■ **RECORD SET**
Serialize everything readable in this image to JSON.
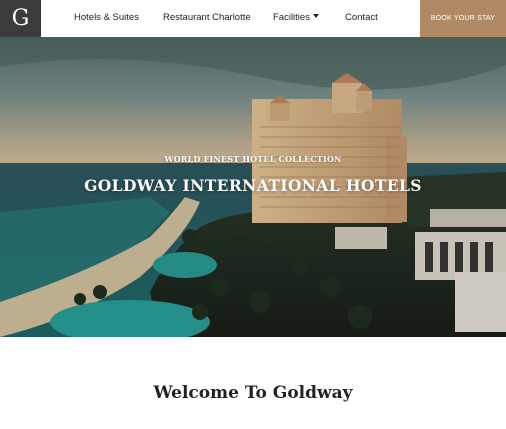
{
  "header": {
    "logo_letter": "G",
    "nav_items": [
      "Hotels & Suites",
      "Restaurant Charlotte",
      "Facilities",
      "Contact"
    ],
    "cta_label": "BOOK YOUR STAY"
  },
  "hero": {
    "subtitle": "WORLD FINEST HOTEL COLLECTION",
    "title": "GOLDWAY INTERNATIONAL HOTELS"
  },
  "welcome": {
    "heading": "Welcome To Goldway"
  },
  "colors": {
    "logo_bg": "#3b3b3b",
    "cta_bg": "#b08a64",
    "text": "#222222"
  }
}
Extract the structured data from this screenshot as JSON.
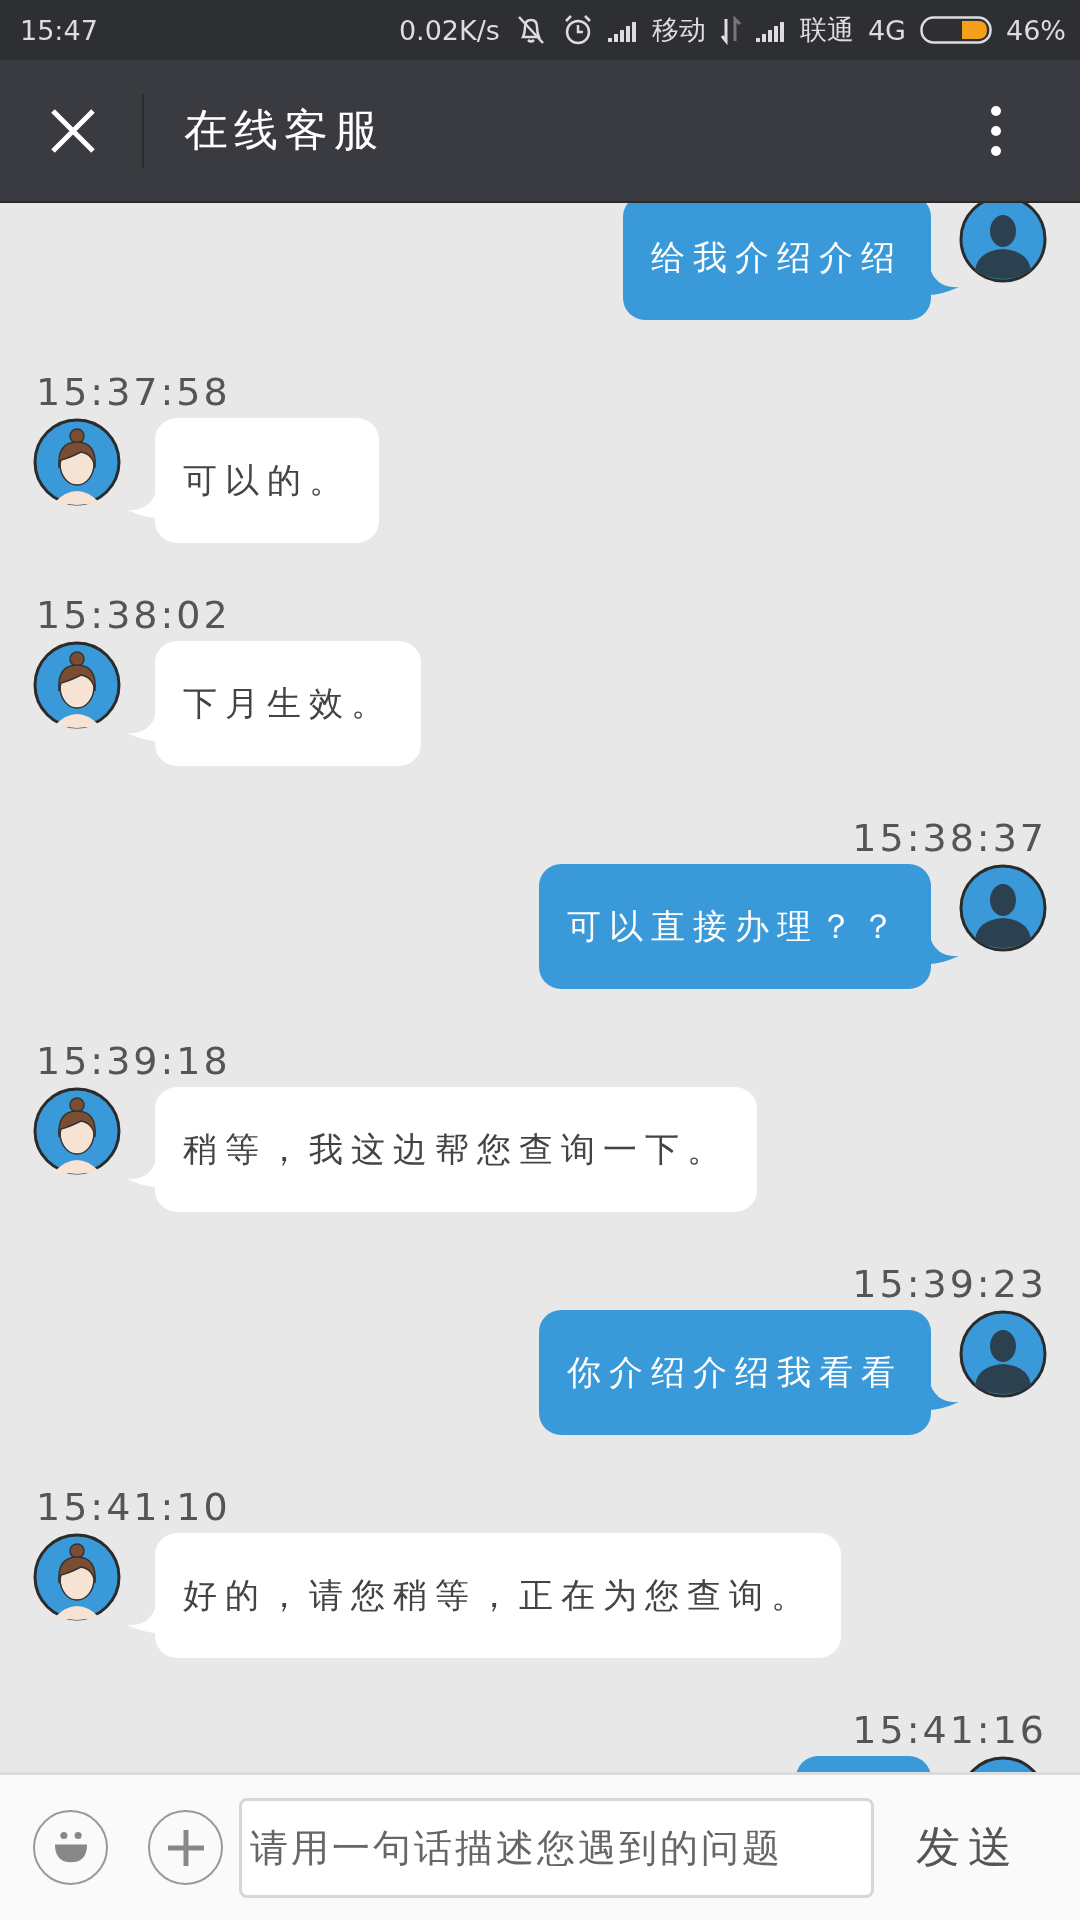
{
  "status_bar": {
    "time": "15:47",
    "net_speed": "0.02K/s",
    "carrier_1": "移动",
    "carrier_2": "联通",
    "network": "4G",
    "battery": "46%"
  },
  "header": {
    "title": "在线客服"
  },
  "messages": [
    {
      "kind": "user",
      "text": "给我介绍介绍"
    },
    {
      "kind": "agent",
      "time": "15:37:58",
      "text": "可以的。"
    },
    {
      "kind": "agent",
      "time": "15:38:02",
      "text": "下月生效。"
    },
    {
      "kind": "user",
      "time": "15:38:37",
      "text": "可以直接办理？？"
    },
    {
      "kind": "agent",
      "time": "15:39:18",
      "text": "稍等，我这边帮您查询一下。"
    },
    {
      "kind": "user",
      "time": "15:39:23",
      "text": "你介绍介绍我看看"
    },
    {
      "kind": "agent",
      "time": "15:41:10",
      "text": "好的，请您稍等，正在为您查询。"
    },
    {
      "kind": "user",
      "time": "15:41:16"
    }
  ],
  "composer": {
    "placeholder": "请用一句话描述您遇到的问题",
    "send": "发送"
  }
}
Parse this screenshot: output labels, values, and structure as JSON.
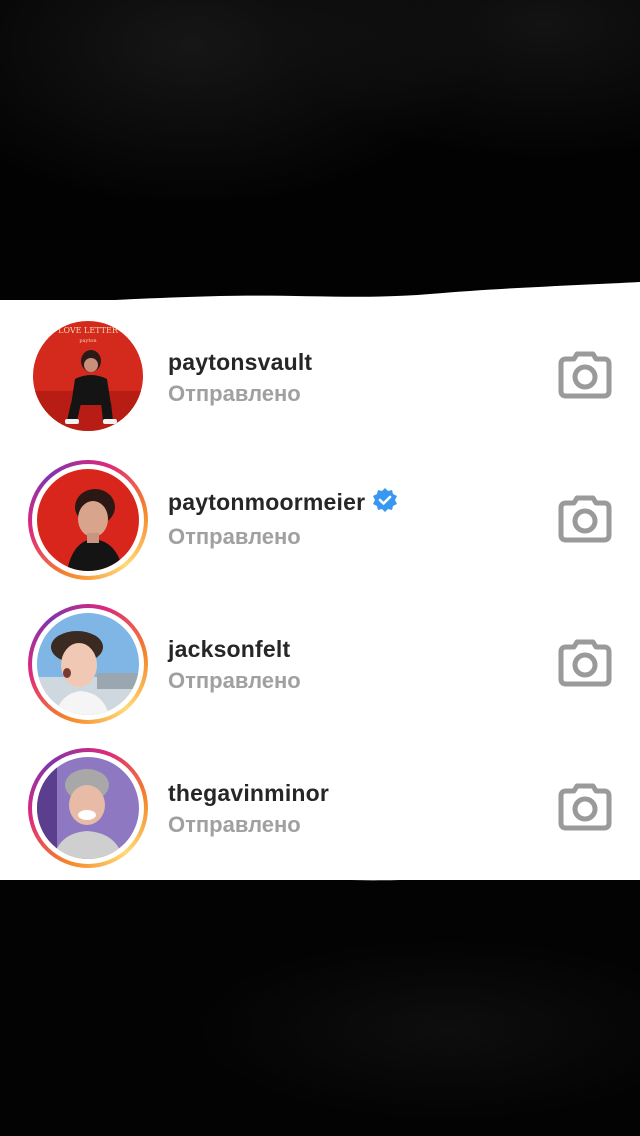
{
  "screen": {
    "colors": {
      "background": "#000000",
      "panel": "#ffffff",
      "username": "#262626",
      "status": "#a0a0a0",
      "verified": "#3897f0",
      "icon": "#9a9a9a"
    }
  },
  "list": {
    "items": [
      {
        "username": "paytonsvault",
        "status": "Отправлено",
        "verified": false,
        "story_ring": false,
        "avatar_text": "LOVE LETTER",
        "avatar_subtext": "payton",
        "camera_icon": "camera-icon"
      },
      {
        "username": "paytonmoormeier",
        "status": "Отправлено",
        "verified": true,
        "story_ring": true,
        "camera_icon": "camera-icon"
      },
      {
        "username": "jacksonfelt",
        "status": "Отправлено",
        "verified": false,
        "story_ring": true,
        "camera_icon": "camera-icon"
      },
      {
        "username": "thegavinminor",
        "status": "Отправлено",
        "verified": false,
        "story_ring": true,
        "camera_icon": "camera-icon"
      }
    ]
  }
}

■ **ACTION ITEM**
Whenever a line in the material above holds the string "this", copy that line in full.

■ **FINISHED TASK**
Serialize everything readable in this image to JSON.
Extract the structured data from this screenshot as JSON.
Parse this screenshot: output labels, values, and structure as JSON.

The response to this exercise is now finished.